The advantages of using mediation include:
- It is more cost-effective and quicker than going to court.
- It avoids the adversarial nature of court, with the focus on the couples working together constructively to find mutually acceptable solutions.
- The process is more flexible than a court hearing – sessions can be scheduled around work and childcare commitments.
- The confidential nature of the sessions may make it easier for couples to air their true feelings.
- The couples have the satisfaction of knowing that they have contributed to the agreed solution – rather than having one imposed by a court. This may make it easier for them to accept the settlement and move on with their lives.
How do I apply for a divorce in the UK?
Once you are ready to go ahead your application for a divorce can be made online. There is a fee of £593 – help with this may be available if you are on benefits or low income. You will need the following:

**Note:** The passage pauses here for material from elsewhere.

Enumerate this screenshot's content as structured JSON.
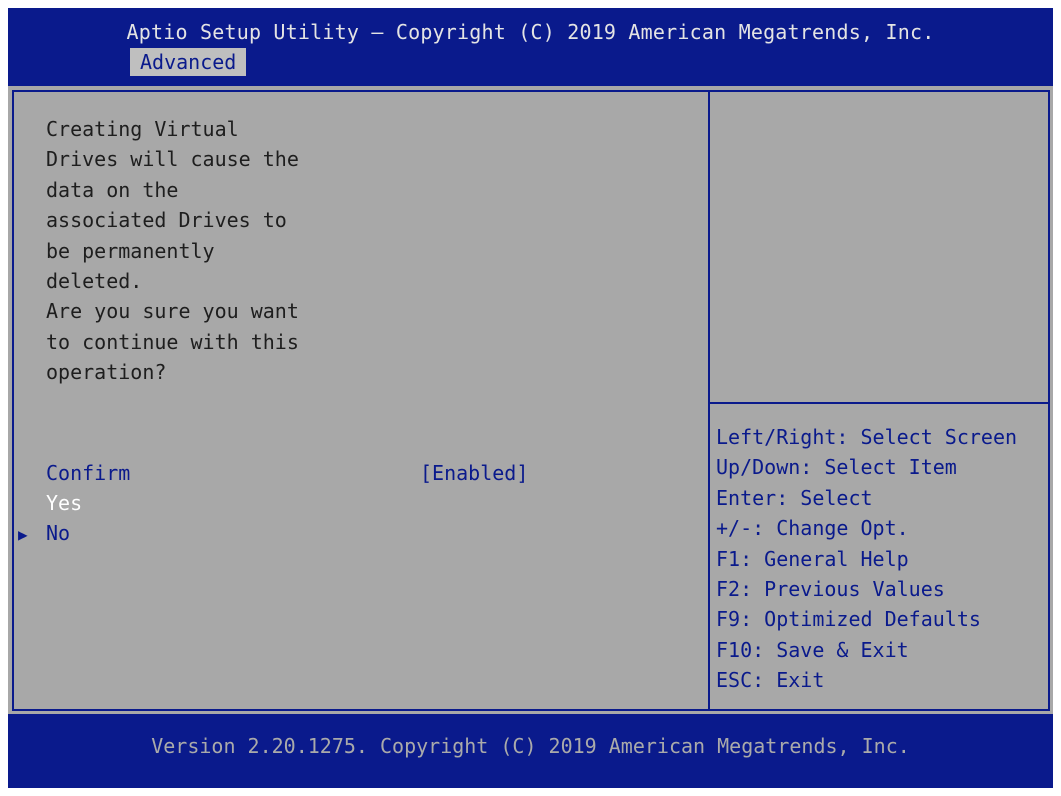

- the full name and address of you and your spouse
- your marriage certificate
- proof of any change of name since you married
Your application will be checked and, if everything is in order, you will receive confirmation that it has been approved and given a case number.
If you made a solo application, your spouse will be notified about the application. They will have 14 days to respond to the application and say whether they support the application or intend to dispute it.
Under the new system, there are fewer reasons for them to oppose the divorce limited to jurisdictional grounds or the validity of marriage. In the event of a dispute, a court hearing may be necessary for a judge to reach a decision.
Applying for a conditional order
Under the new legislation, you must wait for a period of 20 weeks from when your divorce application was issued before applying for a conditional order (formerly known as a decree nisi). The conditional order is an interim stage of the divorce process and confirms that you are entitled to get divorced.
If the court accepts your application, you and your spouse will both be sent a certificate. This will confirm the time and date at which your conditional order comes into effect.
It is important to be aware that you and your spouse are still married even after the conditional order comes into effect.
Applying for final order
Final order (previously known as the decree absolute) is the stage that brings your marriage to an end and means that you and your spouse are divorced.
You must wait for at least 43 days from when the conditional order came into effect. It is important to be aware that if you want a consent order (a legally enforceable agreement about you and your partner’s financial arrangements following the divorce), you must apply for this before applying for the final order.
Your application will be checked and, if approved, the final order will be made. This means that you are now officially divorced.
How long does the divorce process take in the UK?
Divorce under the new legislation will take approximately 6 to 8 months. This will be longer if finances are being discussed.
How much does a divorce cost in the UK?
There is a fee of £593 to apply for a divorce (there may be help available for people on benefits and low incomes).
Fees for solicitors and mediation will depend on the complexity of the case and the amount of help required.
At Wilson Browne, we pride ourselves on offering an excellent service at an affordable price. We will be totally transparent with our changes so that you know what the cost will be before deciding whether to use our services.
Where can I get more help and advice on my divorce?
We recognise how difficult an experience getting a divorce is and are committed to helping to ease the strain with our friendly, professional, and sensitive service.
Wilson Browne can be there for you every step of the way – helping you with negotiations and mediation over your children and finances, and all of the applications you make to the court.
Our offices in Corby, Higham Ferrers & Rushden, Kettering, Leicester, Northampton and Wellingborough allow us to offer a face-to-face meeting at a location near you. We will also be delighted to arrange a home visit for clients with mobility issues.